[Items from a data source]
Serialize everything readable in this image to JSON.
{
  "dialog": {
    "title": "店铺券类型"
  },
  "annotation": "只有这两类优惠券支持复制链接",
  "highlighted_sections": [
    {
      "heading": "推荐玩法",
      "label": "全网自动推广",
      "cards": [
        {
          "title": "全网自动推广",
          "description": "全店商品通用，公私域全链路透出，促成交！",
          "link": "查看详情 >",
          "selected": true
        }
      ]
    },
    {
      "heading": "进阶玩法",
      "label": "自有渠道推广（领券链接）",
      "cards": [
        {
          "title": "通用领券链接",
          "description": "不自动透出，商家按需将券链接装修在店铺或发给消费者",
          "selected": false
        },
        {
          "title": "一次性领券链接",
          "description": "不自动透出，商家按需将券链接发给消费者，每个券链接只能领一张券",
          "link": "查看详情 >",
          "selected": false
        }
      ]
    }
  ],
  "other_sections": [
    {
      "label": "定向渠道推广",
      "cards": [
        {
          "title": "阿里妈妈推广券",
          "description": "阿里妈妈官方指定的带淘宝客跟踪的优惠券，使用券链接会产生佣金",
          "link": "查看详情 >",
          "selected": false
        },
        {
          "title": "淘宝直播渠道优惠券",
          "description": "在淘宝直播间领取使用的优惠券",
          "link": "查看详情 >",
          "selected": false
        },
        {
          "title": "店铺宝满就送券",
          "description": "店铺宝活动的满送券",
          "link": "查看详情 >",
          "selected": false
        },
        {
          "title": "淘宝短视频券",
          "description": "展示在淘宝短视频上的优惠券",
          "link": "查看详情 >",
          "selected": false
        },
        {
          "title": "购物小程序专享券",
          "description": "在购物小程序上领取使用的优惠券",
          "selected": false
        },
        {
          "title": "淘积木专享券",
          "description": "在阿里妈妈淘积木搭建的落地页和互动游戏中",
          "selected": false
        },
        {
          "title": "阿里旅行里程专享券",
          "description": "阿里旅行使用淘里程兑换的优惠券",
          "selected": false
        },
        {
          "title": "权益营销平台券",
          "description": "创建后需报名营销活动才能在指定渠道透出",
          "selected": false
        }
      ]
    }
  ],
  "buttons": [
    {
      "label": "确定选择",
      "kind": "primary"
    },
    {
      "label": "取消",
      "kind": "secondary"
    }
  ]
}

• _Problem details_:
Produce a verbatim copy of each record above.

• _Solved problem_:
Serialize everything readable in this image to JSON.
{
  "dialog": {
    "title": "店铺券类型"
  },
  "annotation": "只有这两类优惠券支持复制链接",
  "highlighted_sections": [
    {
      "heading": "推荐玩法",
      "label": "全网自动推广",
      "cards": [
        {
          "title": "全网自动推广",
          "description": "全店商品通用，公私域全链路透出，促成交！",
          "link": "查看详情 >",
          "selected": true
        }
      ]
    },
    {
      "heading": "进阶玩法",
      "label": "自有渠道推广（领券链接）",
      "cards": [
        {
          "title": "通用领券链接",
          "description": "不自动透出，商家按需将券链接装修在店铺或发给消费者",
          "selected": false
        },
        {
          "title": "一次性领券链接",
          "description": "不自动透出，商家按需将券链接发给消费者，每个券链接只能领一张券",
          "link": "查看详情 >",
          "selected": false
        }
      ]
    }
  ],
  "other_sections": [
    {
      "label": "定向渠道推广",
      "cards": [
        {
          "title": "阿里妈妈推广券",
          "description": "阿里妈妈官方指定的带淘宝客跟踪的优惠券，使用券链接会产生佣金",
          "link": "查看详情 >",
          "selected": false
        },
        {
          "title": "淘宝直播渠道优惠券",
          "description": "在淘宝直播间领取使用的优惠券",
          "link": "查看详情 >",
          "selected": false
        },
        {
          "title": "店铺宝满就送券",
          "description": "店铺宝活动的满送券",
          "link": "查看详情 >",
          "selected": false
        },
        {
          "title": "淘宝短视频券",
          "description": "展示在淘宝短视频上的优惠券",
          "link": "查看详情 >",
          "selected": false
        },
        {
          "title": "购物小程序专享券",
          "description": "在购物小程序上领取使用的优惠券",
          "selected": false
        },
        {
          "title": "淘积木专享券",
          "description": "在阿里妈妈淘积木搭建的落地页和互动游戏中",
          "selected": false
        },
        {
          "title": "阿里旅行里程专享券",
          "description": "阿里旅行使用淘里程兑换的优惠券",
          "selected": false
        },
        {
          "title": "权益营销平台券",
          "description": "创建后需报名营销活动才能在指定渠道透出",
          "selected": false
        }
      ]
    }
  ],
  "buttons": [
    {
      "label": "确定选择",
      "kind": "primary"
    },
    {
      "label": "取消",
      "kind": "secondary"
    }
  ]
}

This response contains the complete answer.